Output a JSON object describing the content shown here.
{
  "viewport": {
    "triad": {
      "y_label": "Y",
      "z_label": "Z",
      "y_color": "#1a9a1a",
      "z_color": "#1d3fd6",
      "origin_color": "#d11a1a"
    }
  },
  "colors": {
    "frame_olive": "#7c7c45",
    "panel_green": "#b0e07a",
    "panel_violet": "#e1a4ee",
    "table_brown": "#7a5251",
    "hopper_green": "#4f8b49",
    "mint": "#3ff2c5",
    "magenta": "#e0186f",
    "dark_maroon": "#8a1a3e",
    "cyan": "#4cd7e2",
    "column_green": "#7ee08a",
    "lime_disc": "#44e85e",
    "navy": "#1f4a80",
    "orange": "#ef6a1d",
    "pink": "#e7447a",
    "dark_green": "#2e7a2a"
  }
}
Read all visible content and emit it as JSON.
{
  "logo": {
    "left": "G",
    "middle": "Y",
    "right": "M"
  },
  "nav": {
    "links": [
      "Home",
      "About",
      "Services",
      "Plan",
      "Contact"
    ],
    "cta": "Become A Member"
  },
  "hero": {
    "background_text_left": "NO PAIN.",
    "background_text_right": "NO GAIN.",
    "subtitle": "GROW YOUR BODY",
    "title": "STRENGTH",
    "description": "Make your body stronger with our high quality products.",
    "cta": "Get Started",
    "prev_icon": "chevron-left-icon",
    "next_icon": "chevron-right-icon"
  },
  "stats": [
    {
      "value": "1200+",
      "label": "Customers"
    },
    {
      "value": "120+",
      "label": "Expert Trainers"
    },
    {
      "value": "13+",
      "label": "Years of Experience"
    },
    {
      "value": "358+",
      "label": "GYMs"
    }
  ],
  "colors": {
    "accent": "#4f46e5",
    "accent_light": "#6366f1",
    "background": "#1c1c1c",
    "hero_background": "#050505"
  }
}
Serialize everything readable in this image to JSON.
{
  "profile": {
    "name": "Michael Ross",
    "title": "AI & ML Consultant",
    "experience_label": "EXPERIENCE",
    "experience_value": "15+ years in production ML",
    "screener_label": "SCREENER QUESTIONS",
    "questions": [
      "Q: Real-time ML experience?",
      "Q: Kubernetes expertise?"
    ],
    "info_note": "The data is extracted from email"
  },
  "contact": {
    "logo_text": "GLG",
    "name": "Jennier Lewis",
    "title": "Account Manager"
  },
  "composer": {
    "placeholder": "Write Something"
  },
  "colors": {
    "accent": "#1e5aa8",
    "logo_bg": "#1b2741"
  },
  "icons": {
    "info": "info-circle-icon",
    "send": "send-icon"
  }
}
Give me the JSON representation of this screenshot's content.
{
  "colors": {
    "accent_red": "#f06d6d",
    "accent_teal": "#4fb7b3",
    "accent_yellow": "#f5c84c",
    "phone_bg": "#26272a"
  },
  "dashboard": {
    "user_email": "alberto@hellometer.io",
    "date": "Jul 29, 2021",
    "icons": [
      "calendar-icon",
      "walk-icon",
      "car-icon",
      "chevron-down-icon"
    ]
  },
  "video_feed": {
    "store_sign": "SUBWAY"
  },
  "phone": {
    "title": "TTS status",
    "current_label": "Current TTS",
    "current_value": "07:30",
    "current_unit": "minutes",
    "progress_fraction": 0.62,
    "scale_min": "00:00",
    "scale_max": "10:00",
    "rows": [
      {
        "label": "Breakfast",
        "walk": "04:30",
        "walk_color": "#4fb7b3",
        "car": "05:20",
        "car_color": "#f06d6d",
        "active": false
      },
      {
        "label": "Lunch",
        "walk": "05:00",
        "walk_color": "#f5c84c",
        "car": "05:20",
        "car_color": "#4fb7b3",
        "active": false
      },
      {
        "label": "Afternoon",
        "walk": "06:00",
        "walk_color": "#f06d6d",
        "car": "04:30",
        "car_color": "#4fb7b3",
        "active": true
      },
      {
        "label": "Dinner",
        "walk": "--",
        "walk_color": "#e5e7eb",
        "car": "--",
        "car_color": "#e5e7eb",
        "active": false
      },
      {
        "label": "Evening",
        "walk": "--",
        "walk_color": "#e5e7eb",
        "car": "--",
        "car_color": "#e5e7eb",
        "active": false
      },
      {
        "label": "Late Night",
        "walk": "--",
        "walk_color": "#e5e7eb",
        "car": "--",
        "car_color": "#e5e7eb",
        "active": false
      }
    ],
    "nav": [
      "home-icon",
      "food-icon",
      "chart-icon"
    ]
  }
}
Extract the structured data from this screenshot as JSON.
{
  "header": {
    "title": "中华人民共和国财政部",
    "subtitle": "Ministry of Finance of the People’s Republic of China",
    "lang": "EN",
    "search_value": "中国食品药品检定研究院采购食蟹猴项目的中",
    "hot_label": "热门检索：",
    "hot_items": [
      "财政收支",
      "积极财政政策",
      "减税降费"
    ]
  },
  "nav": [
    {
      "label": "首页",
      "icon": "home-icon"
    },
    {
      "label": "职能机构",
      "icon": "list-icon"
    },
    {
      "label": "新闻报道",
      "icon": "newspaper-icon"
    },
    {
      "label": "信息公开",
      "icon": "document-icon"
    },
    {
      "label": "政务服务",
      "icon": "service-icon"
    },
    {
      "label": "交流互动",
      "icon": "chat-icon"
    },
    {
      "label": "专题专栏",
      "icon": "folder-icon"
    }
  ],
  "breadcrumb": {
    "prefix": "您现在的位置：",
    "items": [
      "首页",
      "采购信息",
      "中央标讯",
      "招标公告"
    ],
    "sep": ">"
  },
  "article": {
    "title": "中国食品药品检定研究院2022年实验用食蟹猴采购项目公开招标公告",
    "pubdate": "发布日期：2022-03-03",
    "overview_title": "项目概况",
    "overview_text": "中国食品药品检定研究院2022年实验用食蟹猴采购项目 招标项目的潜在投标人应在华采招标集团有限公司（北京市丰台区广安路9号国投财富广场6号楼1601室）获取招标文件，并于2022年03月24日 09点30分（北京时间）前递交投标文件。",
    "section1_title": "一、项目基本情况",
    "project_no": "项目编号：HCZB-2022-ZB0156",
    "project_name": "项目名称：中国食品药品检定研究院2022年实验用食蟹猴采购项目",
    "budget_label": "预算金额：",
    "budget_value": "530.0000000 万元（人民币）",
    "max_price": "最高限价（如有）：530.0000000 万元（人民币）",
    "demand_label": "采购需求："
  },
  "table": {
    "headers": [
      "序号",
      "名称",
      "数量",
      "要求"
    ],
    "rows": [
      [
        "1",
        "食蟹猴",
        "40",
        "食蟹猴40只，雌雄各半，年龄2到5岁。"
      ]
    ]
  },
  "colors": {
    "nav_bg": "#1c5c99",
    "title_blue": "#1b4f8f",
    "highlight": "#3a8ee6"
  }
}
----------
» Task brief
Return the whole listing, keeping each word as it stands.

» Solved exercise
Output a JSON object describing the content shown here.
{
  "viewport": {
    "triad": {
      "y_label": "Y",
      "z_label": "Z",
      "y_color": "#1a9a1a",
      "z_color": "#1d3fd6",
      "origin_color": "#d11a1a"
    }
  },
  "colors": {
    "frame_olive": "#7c7c45",
    "panel_green": "#b0e07a",
    "panel_violet": "#e1a4ee",
    "table_brown": "#7a5251",
    "hopper_green": "#4f8b49",
    "mint": "#3ff2c5",
    "magenta": "#e0186f",
    "dark_maroon": "#8a1a3e",
    "cyan": "#4cd7e2",
    "column_green": "#7ee08a",
    "lime_disc": "#44e85e",
    "navy": "#1f4a80",
    "orange": "#ef6a1d",
    "pink": "#e7447a",
    "dark_green": "#2e7a2a"
  }
}
Read all visible content and emit it as JSON.
{
  "logo": {
    "left": "G",
    "middle": "Y",
    "right": "M"
  },
  "nav": {
    "links": [
      "Home",
      "About",
      "Services",
      "Plan",
      "Contact"
    ],
    "cta": "Become A Member"
  },
  "hero": {
    "background_text_left": "NO PAIN.",
    "background_text_right": "NO GAIN.",
    "subtitle": "GROW YOUR BODY",
    "title": "STRENGTH",
    "description": "Make your body stronger with our high quality products.",
    "cta": "Get Started",
    "prev_icon": "chevron-left-icon",
    "next_icon": "chevron-right-icon"
  },
  "stats": [
    {
      "value": "1200+",
      "label": "Customers"
    },
    {
      "value": "120+",
      "label": "Expert Trainers"
    },
    {
      "value": "13+",
      "label": "Years of Experience"
    },
    {
      "value": "358+",
      "label": "GYMs"
    }
  ],
  "colors": {
    "accent": "#4f46e5",
    "accent_light": "#6366f1",
    "background": "#1c1c1c",
    "hero_background": "#050505"
  }
}
Serialize everything readable in this image to JSON.
{
  "profile": {
    "name": "Michael Ross",
    "title": "AI & ML Consultant",
    "experience_label": "EXPERIENCE",
    "experience_value": "15+ years in production ML",
    "screener_label": "SCREENER QUESTIONS",
    "questions": [
      "Q: Real-time ML experience?",
      "Q: Kubernetes expertise?"
    ],
    "info_note": "The data is extracted from email"
  },
  "contact": {
    "logo_text": "GLG",
    "name": "Jennier Lewis",
    "title": "Account Manager"
  },
  "composer": {
    "placeholder": "Write Something"
  },
  "colors": {
    "accent": "#1e5aa8",
    "logo_bg": "#1b2741"
  },
  "icons": {
    "info": "info-circle-icon",
    "send": "send-icon"
  }
}
Give me the JSON representation of this screenshot's content.
{
  "colors": {
    "accent_red": "#f06d6d",
    "accent_teal": "#4fb7b3",
    "accent_yellow": "#f5c84c",
    "phone_bg": "#26272a"
  },
  "dashboard": {
    "user_email": "alberto@hellometer.io",
    "date": "Jul 29, 2021",
    "icons": [
      "calendar-icon",
      "walk-icon",
      "car-icon",
      "chevron-down-icon"
    ]
  },
  "video_feed": {
    "store_sign": "SUBWAY"
  },
  "phone": {
    "title": "TTS status",
    "current_label": "Current TTS",
    "current_value": "07:30",
    "current_unit": "minutes",
    "progress_fraction": 0.62,
    "scale_min": "00:00",
    "scale_max": "10:00",
    "rows": [
      {
        "label": "Breakfast",
        "walk": "04:30",
        "walk_color": "#4fb7b3",
        "car": "05:20",
        "car_color": "#f06d6d",
        "active": false
      },
      {
        "label": "Lunch",
        "walk": "05:00",
        "walk_color": "#f5c84c",
        "car": "05:20",
        "car_color": "#4fb7b3",
        "active": false
      },
      {
        "label": "Afternoon",
        "walk": "06:00",
        "walk_color": "#f06d6d",
        "car": "04:30",
        "car_color": "#4fb7b3",
        "active": true
      },
      {
        "label": "Dinner",
        "walk": "--",
        "walk_color": "#e5e7eb",
        "car": "--",
        "car_color": "#e5e7eb",
        "active": false
      },
      {
        "label": "Evening",
        "walk": "--",
        "walk_color": "#e5e7eb",
        "car": "--",
        "car_color": "#e5e7eb",
        "active": false
      },
      {
        "label": "Late Night",
        "walk": "--",
        "walk_color": "#e5e7eb",
        "car": "--",
        "car_color": "#e5e7eb",
        "active": false
      }
    ],
    "nav": [
      "home-icon",
      "food-icon",
      "chart-icon"
    ]
  }
}
Extract the structured data from this screenshot as JSON.
{
  "header": {
    "title": "中华人民共和国财政部",
    "subtitle": "Ministry of Finance of the People’s Republic of China",
    "lang": "EN",
    "search_value": "中国食品药品检定研究院采购食蟹猴项目的中",
    "hot_label": "热门检索：",
    "hot_items": [
      "财政收支",
      "积极财政政策",
      "减税降费"
    ]
  },
  "nav": [
    {
      "label": "首页",
      "icon": "home-icon"
    },
    {
      "label": "职能机构",
      "icon": "list-icon"
    },
    {
      "label": "新闻报道",
      "icon": "newspaper-icon"
    },
    {
      "label": "信息公开",
      "icon": "document-icon"
    },
    {
      "label": "政务服务",
      "icon": "service-icon"
    },
    {
      "label": "交流互动",
      "icon": "chat-icon"
    },
    {
      "label": "专题专栏",
      "icon": "folder-icon"
    }
  ],
  "breadcrumb": {
    "prefix": "您现在的位置：",
    "items": [
      "首页",
      "采购信息",
      "中央标讯",
      "招标公告"
    ],
    "sep": ">"
  },
  "article": {
    "title": "中国食品药品检定研究院2022年实验用食蟹猴采购项目公开招标公告",
    "pubdate": "发布日期：2022-03-03",
    "overview_title": "项目概况",
    "overview_text": "中国食品药品检定研究院2022年实验用食蟹猴采购项目 招标项目的潜在投标人应在华采招标集团有限公司（北京市丰台区广安路9号国投财富广场6号楼1601室）获取招标文件，并于2022年03月24日 09点30分（北京时间）前递交投标文件。",
    "section1_title": "一、项目基本情况",
    "project_no": "项目编号：HCZB-2022-ZB0156",
    "project_name": "项目名称：中国食品药品检定研究院2022年实验用食蟹猴采购项目",
    "budget_label": "预算金额：",
    "budget_value": "530.0000000 万元（人民币）",
    "max_price": "最高限价（如有）：530.0000000 万元（人民币）",
    "demand_label": "采购需求："
  },
  "table": {
    "headers": [
      "序号",
      "名称",
      "数量",
      "要求"
    ],
    "rows": [
      [
        "1",
        "食蟹猴",
        "40",
        "食蟹猴40只，雌雄各半，年龄2到5岁。"
      ]
    ]
  },
  "colors": {
    "nav_bg": "#1c5c99",
    "title_blue": "#1b4f8f",
    "highlight": "#3a8ee6"
  }
}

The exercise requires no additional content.